The move follows a decision by the European Union in October last year to allow member states to align the VAT rates for ebooks with the lower rates generally charged on print books.
Previously, EU states had to set the VAT rates for ebooks at the country’s standard VAT rate, so, for example, the UK slaps 20% on ebooks although print books enjoy a 0% rate.
The EU believes the decision will ensure an equal tax treatment of paper and digital products in the development of the digital single market in Europe.
But there is a problem in actually lowering the cost of ebooks to Irish customers as Amazon, despite having a substantial headquarters in Dublin employing over 3,000 people, does not provide a specific Kindle store for Ireland and instead funnels them through Amazon.co.uk.

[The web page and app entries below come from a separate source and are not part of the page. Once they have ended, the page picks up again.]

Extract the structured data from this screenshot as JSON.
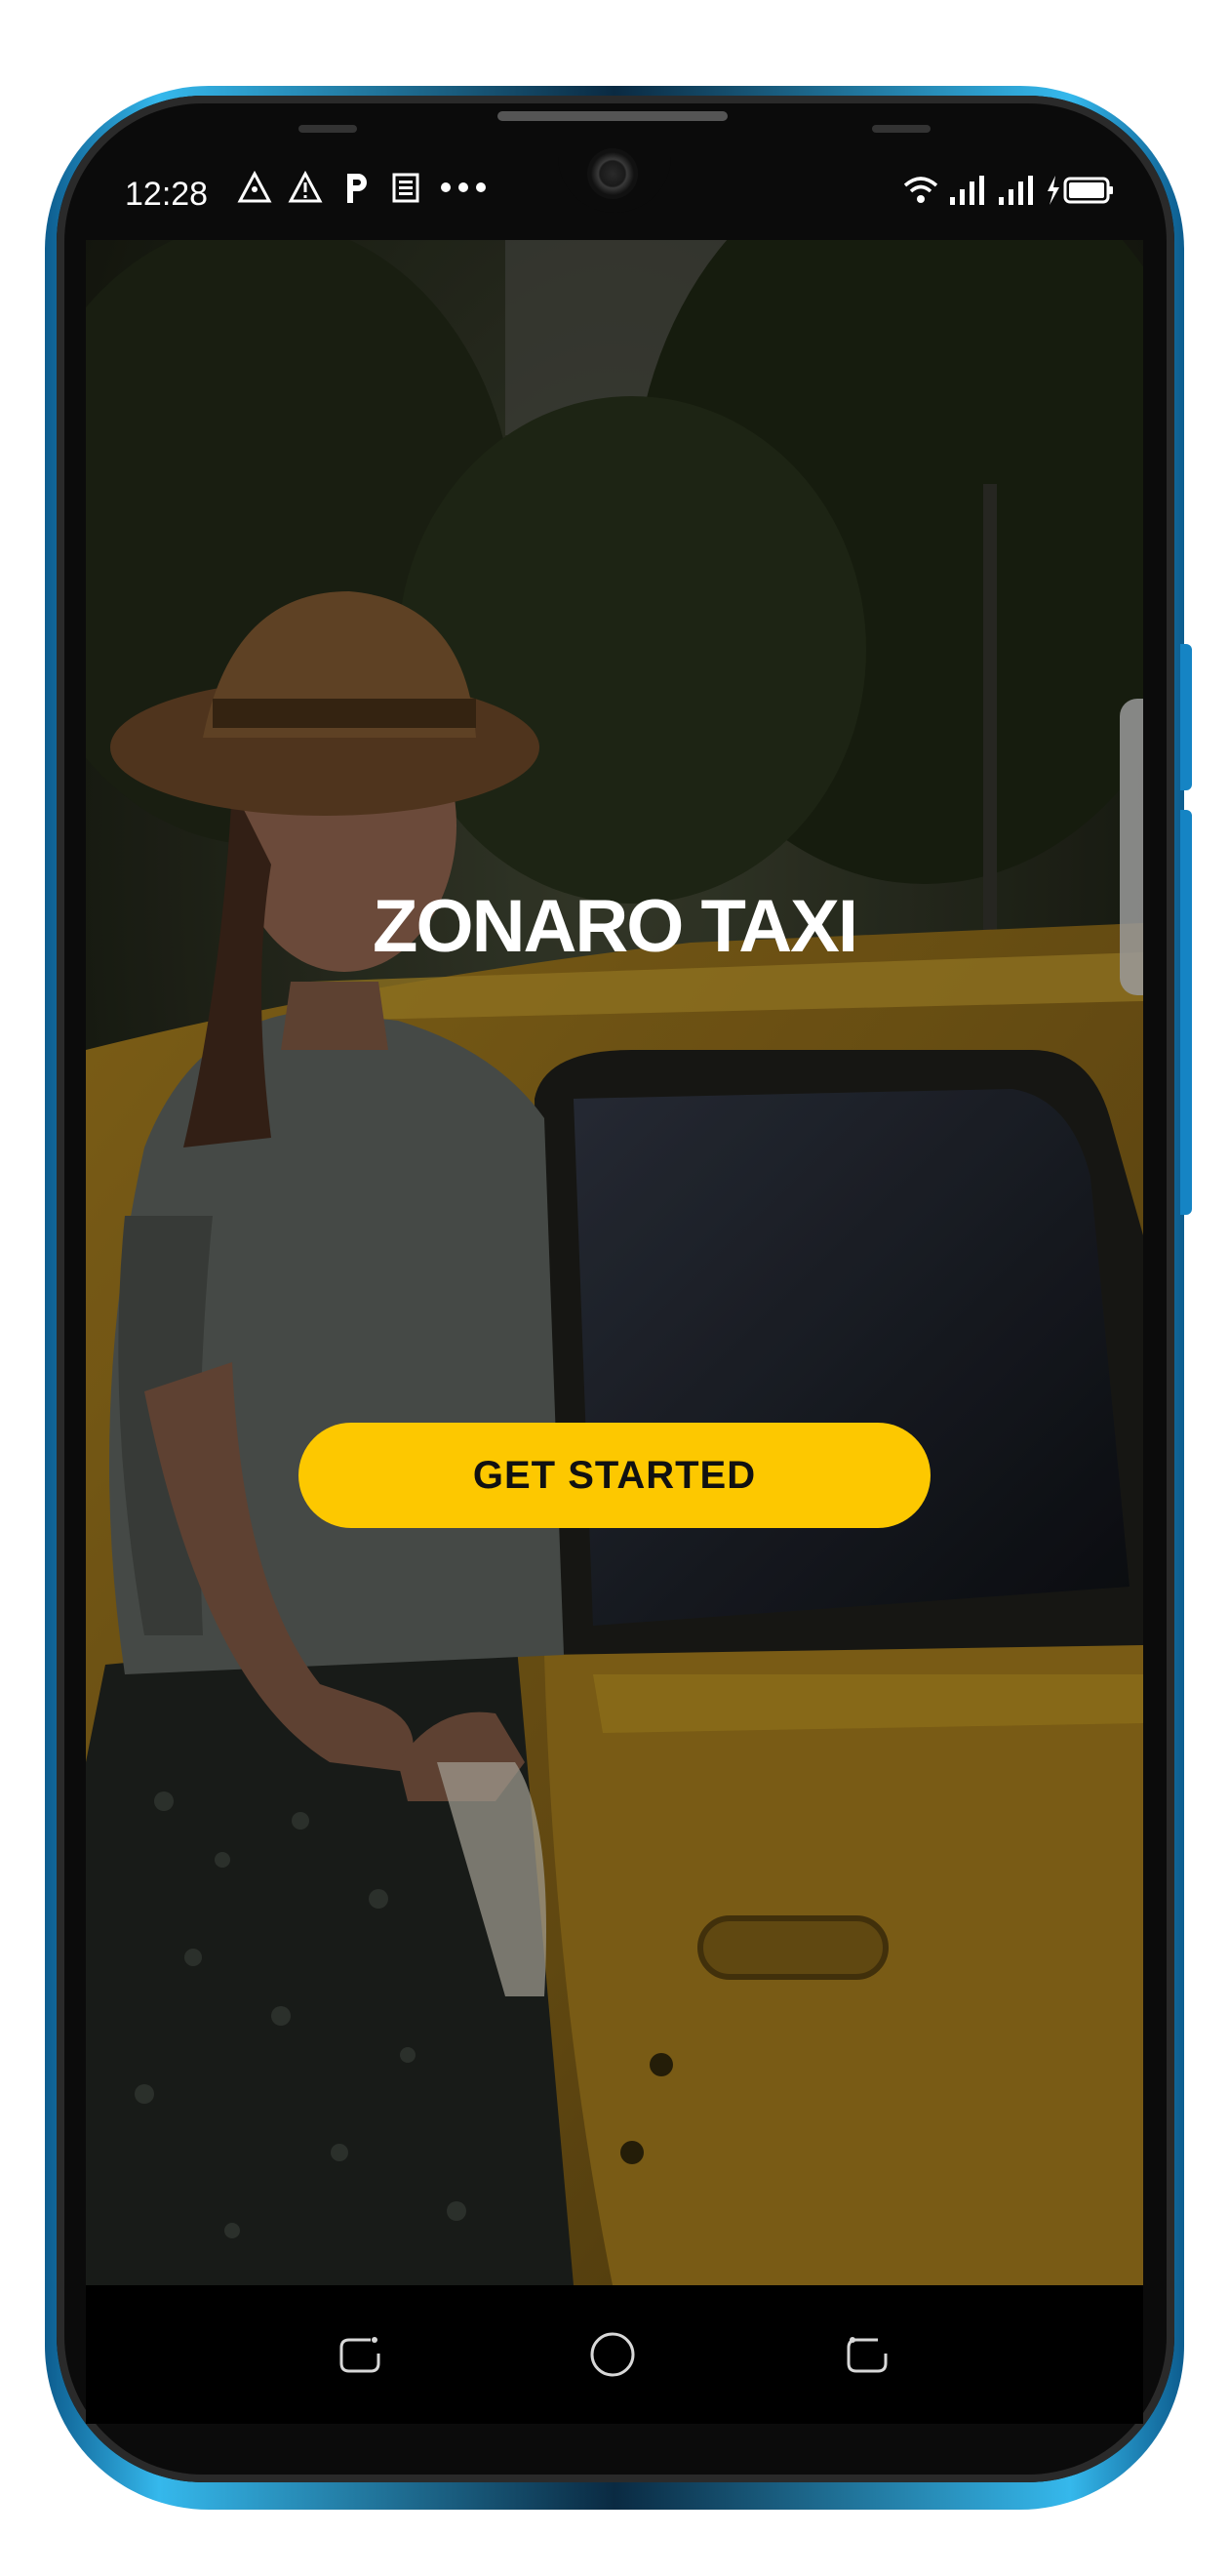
{
  "status_bar": {
    "time": "12:28",
    "left_icons": [
      "triangle-warning-outline-icon",
      "warning-icon",
      "parking-icon",
      "news-icon",
      "more-dots-icon"
    ],
    "right_icons": [
      "wifi-icon",
      "signal-icon",
      "signal-icon",
      "charging-battery-icon"
    ]
  },
  "splash": {
    "title": "ZONARO TAXI",
    "cta_label": "GET STARTED"
  },
  "theme": {
    "accent": "#fdc800",
    "text_on_accent": "#111111",
    "text": "#ffffff"
  },
  "nav_bar": {
    "icons": [
      "recent-apps-icon",
      "home-icon",
      "back-icon"
    ]
  }
}
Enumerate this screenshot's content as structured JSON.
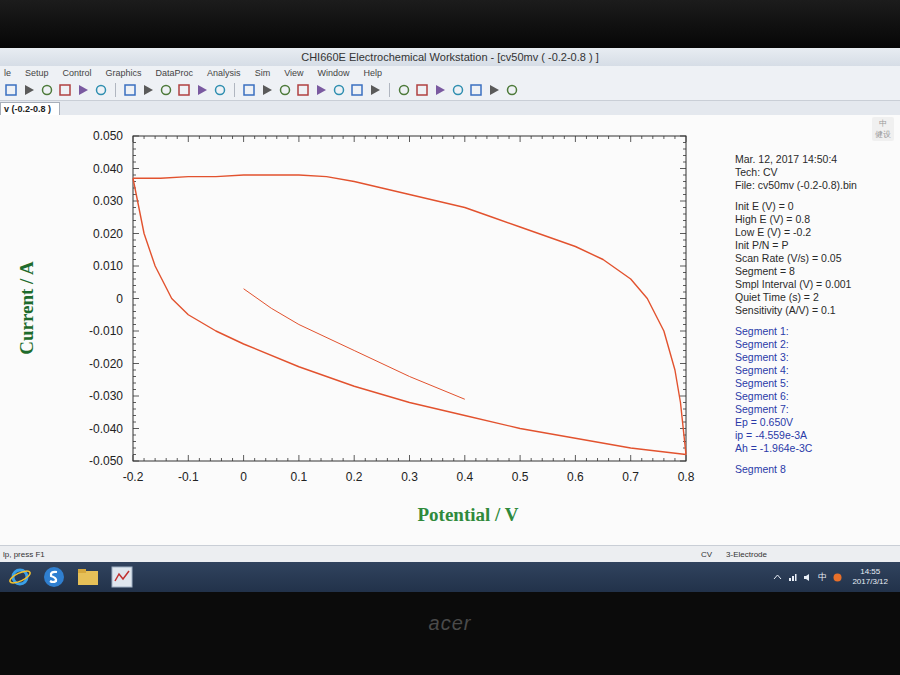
{
  "window": {
    "title": "CHI660E Electrochemical Workstation - [cv50mv ( -0.2-0.8 ) ]"
  },
  "menu": [
    "le",
    "Setup",
    "Control",
    "Graphics",
    "DataProc",
    "Analysis",
    "Sim",
    "View",
    "Window",
    "Help"
  ],
  "tabs": [
    {
      "label": "v (-0.2-0.8 )",
      "selected": true
    }
  ],
  "ime_widget": [
    "中",
    "健设"
  ],
  "chart": {
    "y_axis": {
      "title": "Current / A",
      "ticks": [
        "0.050",
        "0.040",
        "0.030",
        "0.020",
        "0.010",
        "0",
        "-0.010",
        "-0.020",
        "-0.030",
        "-0.040",
        "-0.050"
      ]
    },
    "x_axis": {
      "title": "Potential / V",
      "ticks": [
        "-0.2",
        "-0.1",
        "0",
        "0.1",
        "0.2",
        "0.3",
        "0.4",
        "0.5",
        "0.6",
        "0.7",
        "0.8"
      ]
    },
    "series": [
      {
        "potential": [
          0,
          0.05,
          0.1,
          0.2,
          0.3,
          0.4
        ],
        "current": [
          0.003,
          -0.003,
          -0.008,
          -0.016,
          -0.024,
          -0.031
        ]
      },
      {
        "potential": [
          -0.2,
          -0.15,
          -0.1,
          -0.05,
          0,
          0.05,
          0.1,
          0.15,
          0.2,
          0.25,
          0.3,
          0.35,
          0.4,
          0.45,
          0.5,
          0.55,
          0.6,
          0.65,
          0.7,
          0.73,
          0.76,
          0.78,
          0.79,
          0.8
        ],
        "current": [
          0.037,
          0.037,
          0.0375,
          0.0375,
          0.038,
          0.038,
          0.038,
          0.0375,
          0.036,
          0.034,
          0.032,
          0.03,
          0.028,
          0.025,
          0.022,
          0.019,
          0.016,
          0.012,
          0.006,
          0.0,
          -0.01,
          -0.022,
          -0.032,
          -0.048
        ]
      },
      {
        "potential": [
          0.8,
          0.7,
          0.6,
          0.5,
          0.4,
          0.3,
          0.2,
          0.1,
          0.0,
          -0.05,
          -0.1,
          -0.13,
          -0.16,
          -0.18,
          -0.2
        ],
        "current": [
          -0.048,
          -0.046,
          -0.043,
          -0.04,
          -0.036,
          -0.032,
          -0.027,
          -0.021,
          -0.014,
          -0.01,
          -0.005,
          0.0,
          0.01,
          0.02,
          0.037
        ]
      }
    ]
  },
  "info": {
    "header": [
      "Mar. 12, 2017   14:50:4",
      "Tech: CV",
      "File: cv50mv (-0.2-0.8).bin"
    ],
    "params": [
      "Init E (V) = 0",
      "High E (V) = 0.8",
      "Low E (V) = -0.2",
      "Init P/N = P",
      "Scan Rate (V/s) = 0.05",
      "Segment = 8",
      "Smpl Interval (V) = 0.001",
      "Quiet Time (s) = 2",
      "Sensitivity (A/V) = 0.1"
    ],
    "segments": [
      "Segment 1:",
      "Segment 2:",
      "Segment 3:",
      "Segment 4:",
      "Segment 5:",
      "Segment 6:",
      "Segment 7:"
    ],
    "peak": [
      "Ep = 0.650V",
      "ip = -4.559e-3A",
      "Ah = -1.964e-3C"
    ],
    "last_segment": "Segment 8"
  },
  "status_bar": {
    "hint": "lp, press F1",
    "technique": "CV",
    "mode": "3-Electrode"
  },
  "taskbar": {
    "tray": [
      "中"
    ],
    "time": "14:55",
    "date": "2017/3/12"
  },
  "bezel": {
    "logo": "acer"
  }
}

To pass on the Irish VAT cut would mean lowering the price of your Kindle ebook for the whole of the market on Amazon.co.uk, which would obviously have an impact on your revenue as VAT on ebooks in the UK is still set at 20%.
Amazon comments, ‘If most of your Amazon.co.uk sales are to customers in Ireland, we encourage you to lower your British Pound (GBP) price to pass the savings on to customers in Ireland.’
That has got to be a very niche market and indeed there’s no certain way of knowing how many sales you make in Ireland as the Amazon sales reports only cover the national Kindle stores, so Irish sales would be included in the Amazon.co.uk figures.
Amazon must have a way of splitting out the VAT for Irish customers or they would all be contributing to the UK’s national coffers by paying 20% VAT rather than their own country’s tax rate, so the company should also be able to offer an alternative pricing option for ebooks.
If you’re going ‘wide’ outside Amazon, I don’t believe that any of the main retailers or distributors offer a separate option for Ireland pricing, so at present the VAT reduction, which applies to all digital publications, is unlikely to be of much benefit to ebook customers in Ireland.